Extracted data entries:

....................

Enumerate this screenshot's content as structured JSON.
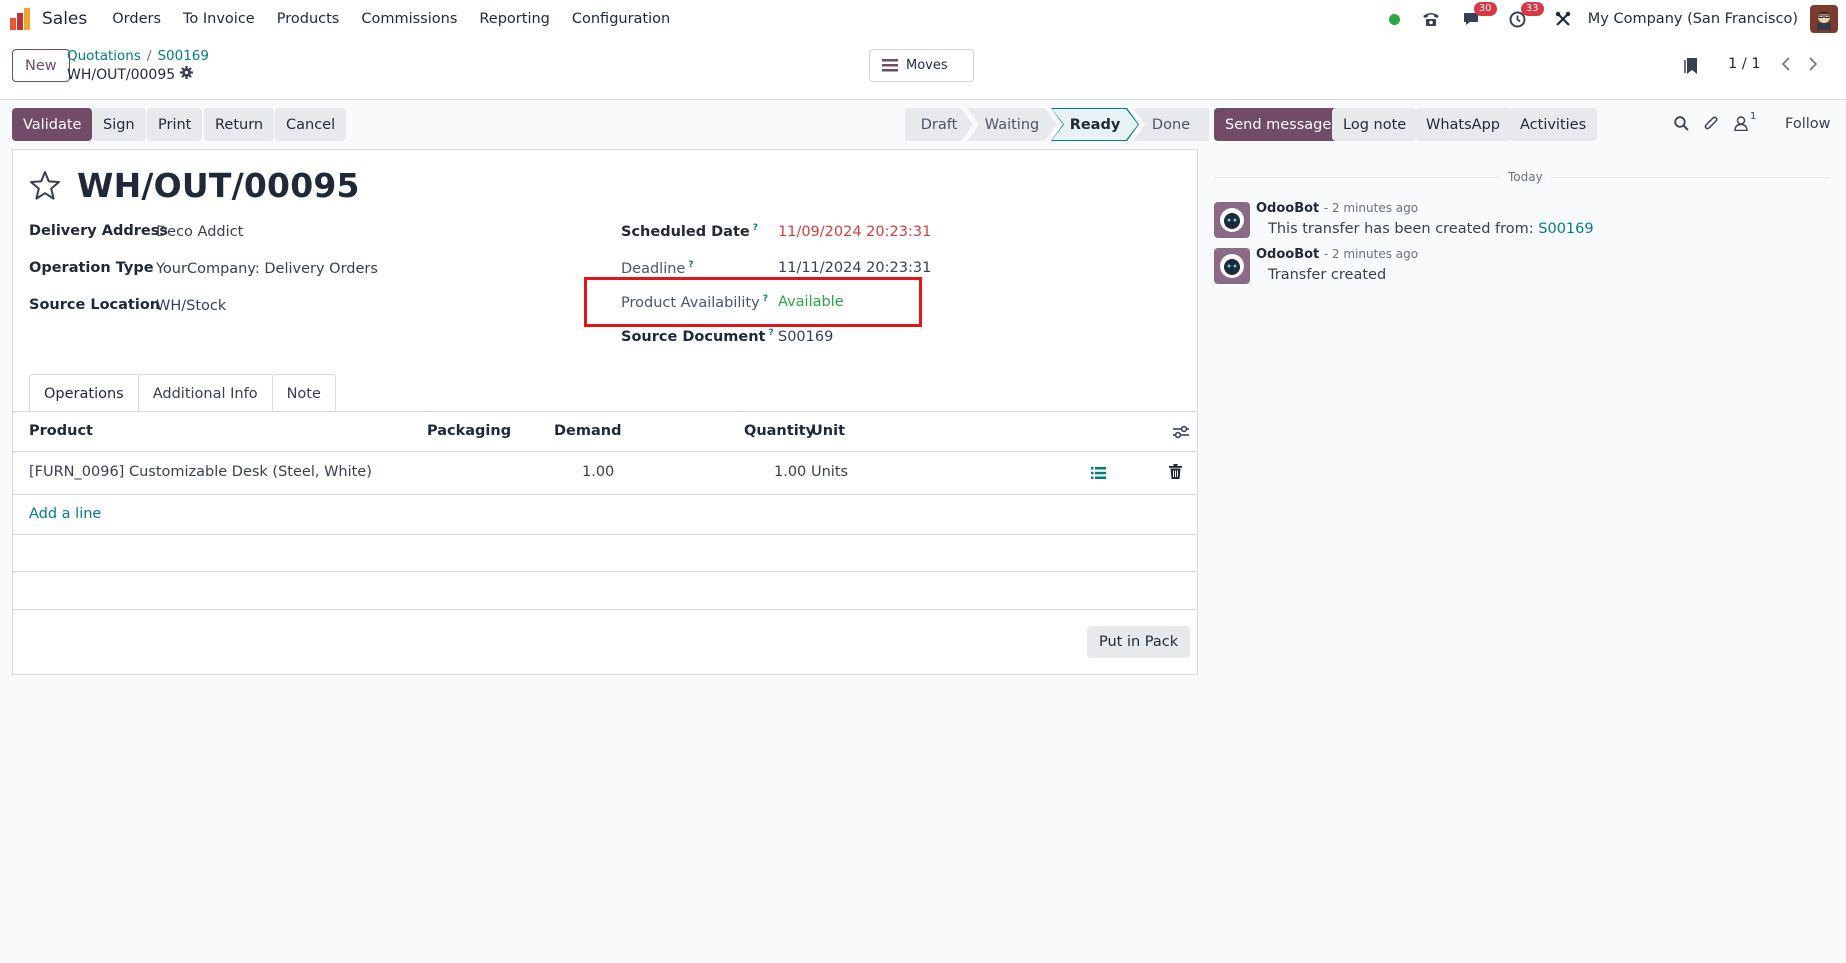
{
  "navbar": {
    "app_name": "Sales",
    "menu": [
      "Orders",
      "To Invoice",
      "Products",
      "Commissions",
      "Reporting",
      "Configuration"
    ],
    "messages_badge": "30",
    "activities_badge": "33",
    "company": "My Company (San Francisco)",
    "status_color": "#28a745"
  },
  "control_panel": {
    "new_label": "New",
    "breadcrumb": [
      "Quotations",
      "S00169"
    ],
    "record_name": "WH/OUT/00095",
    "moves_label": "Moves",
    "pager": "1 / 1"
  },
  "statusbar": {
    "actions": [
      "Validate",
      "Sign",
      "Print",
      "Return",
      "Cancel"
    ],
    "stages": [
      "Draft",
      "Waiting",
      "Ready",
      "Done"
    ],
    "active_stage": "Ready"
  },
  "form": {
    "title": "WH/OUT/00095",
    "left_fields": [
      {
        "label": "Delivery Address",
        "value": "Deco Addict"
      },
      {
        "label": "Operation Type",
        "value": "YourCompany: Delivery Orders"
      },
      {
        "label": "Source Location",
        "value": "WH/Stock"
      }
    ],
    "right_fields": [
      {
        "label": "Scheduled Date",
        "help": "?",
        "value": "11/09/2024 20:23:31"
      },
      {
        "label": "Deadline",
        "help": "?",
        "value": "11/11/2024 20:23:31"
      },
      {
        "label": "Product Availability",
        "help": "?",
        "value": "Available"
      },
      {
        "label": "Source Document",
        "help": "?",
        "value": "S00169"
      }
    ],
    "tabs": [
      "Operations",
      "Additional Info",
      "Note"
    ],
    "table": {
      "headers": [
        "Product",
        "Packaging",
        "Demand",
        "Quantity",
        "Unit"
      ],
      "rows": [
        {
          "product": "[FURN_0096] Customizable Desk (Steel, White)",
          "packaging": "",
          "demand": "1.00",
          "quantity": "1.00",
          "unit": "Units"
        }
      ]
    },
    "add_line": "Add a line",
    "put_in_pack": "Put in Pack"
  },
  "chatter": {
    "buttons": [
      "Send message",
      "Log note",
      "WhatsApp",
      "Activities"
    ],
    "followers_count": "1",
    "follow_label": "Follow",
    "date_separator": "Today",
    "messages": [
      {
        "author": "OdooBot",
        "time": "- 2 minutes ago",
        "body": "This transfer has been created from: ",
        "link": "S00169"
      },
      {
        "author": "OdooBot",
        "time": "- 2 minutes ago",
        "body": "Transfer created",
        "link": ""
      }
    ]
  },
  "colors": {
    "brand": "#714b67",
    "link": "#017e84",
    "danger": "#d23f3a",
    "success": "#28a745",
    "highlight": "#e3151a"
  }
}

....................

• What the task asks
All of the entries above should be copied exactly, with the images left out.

• Solution for this problem
Enumerate this screenshot's content as structured JSON.
{
  "navbar": {
    "app_name": "Sales",
    "menu": [
      "Orders",
      "To Invoice",
      "Products",
      "Commissions",
      "Reporting",
      "Configuration"
    ],
    "messages_badge": "30",
    "activities_badge": "33",
    "company": "My Company (San Francisco)",
    "status_color": "#28a745"
  },
  "control_panel": {
    "new_label": "New",
    "breadcrumb": [
      "Quotations",
      "S00169"
    ],
    "record_name": "WH/OUT/00095",
    "moves_label": "Moves",
    "pager": "1 / 1"
  },
  "statusbar": {
    "actions": [
      "Validate",
      "Sign",
      "Print",
      "Return",
      "Cancel"
    ],
    "stages": [
      "Draft",
      "Waiting",
      "Ready",
      "Done"
    ],
    "active_stage": "Ready"
  },
  "form": {
    "title": "WH/OUT/00095",
    "left_fields": [
      {
        "label": "Delivery Address",
        "value": "Deco Addict"
      },
      {
        "label": "Operation Type",
        "value": "YourCompany: Delivery Orders"
      },
      {
        "label": "Source Location",
        "value": "WH/Stock"
      }
    ],
    "right_fields": [
      {
        "label": "Scheduled Date",
        "help": "?",
        "value": "11/09/2024 20:23:31"
      },
      {
        "label": "Deadline",
        "help": "?",
        "value": "11/11/2024 20:23:31"
      },
      {
        "label": "Product Availability",
        "help": "?",
        "value": "Available"
      },
      {
        "label": "Source Document",
        "help": "?",
        "value": "S00169"
      }
    ],
    "tabs": [
      "Operations",
      "Additional Info",
      "Note"
    ],
    "table": {
      "headers": [
        "Product",
        "Packaging",
        "Demand",
        "Quantity",
        "Unit"
      ],
      "rows": [
        {
          "product": "[FURN_0096] Customizable Desk (Steel, White)",
          "packaging": "",
          "demand": "1.00",
          "quantity": "1.00",
          "unit": "Units"
        }
      ]
    },
    "add_line": "Add a line",
    "put_in_pack": "Put in Pack"
  },
  "chatter": {
    "buttons": [
      "Send message",
      "Log note",
      "WhatsApp",
      "Activities"
    ],
    "followers_count": "1",
    "follow_label": "Follow",
    "date_separator": "Today",
    "messages": [
      {
        "author": "OdooBot",
        "time": "- 2 minutes ago",
        "body": "This transfer has been created from: ",
        "link": "S00169"
      },
      {
        "author": "OdooBot",
        "time": "- 2 minutes ago",
        "body": "Transfer created",
        "link": ""
      }
    ]
  },
  "colors": {
    "brand": "#714b67",
    "link": "#017e84",
    "danger": "#d23f3a",
    "success": "#28a745",
    "highlight": "#e3151a"
  }
}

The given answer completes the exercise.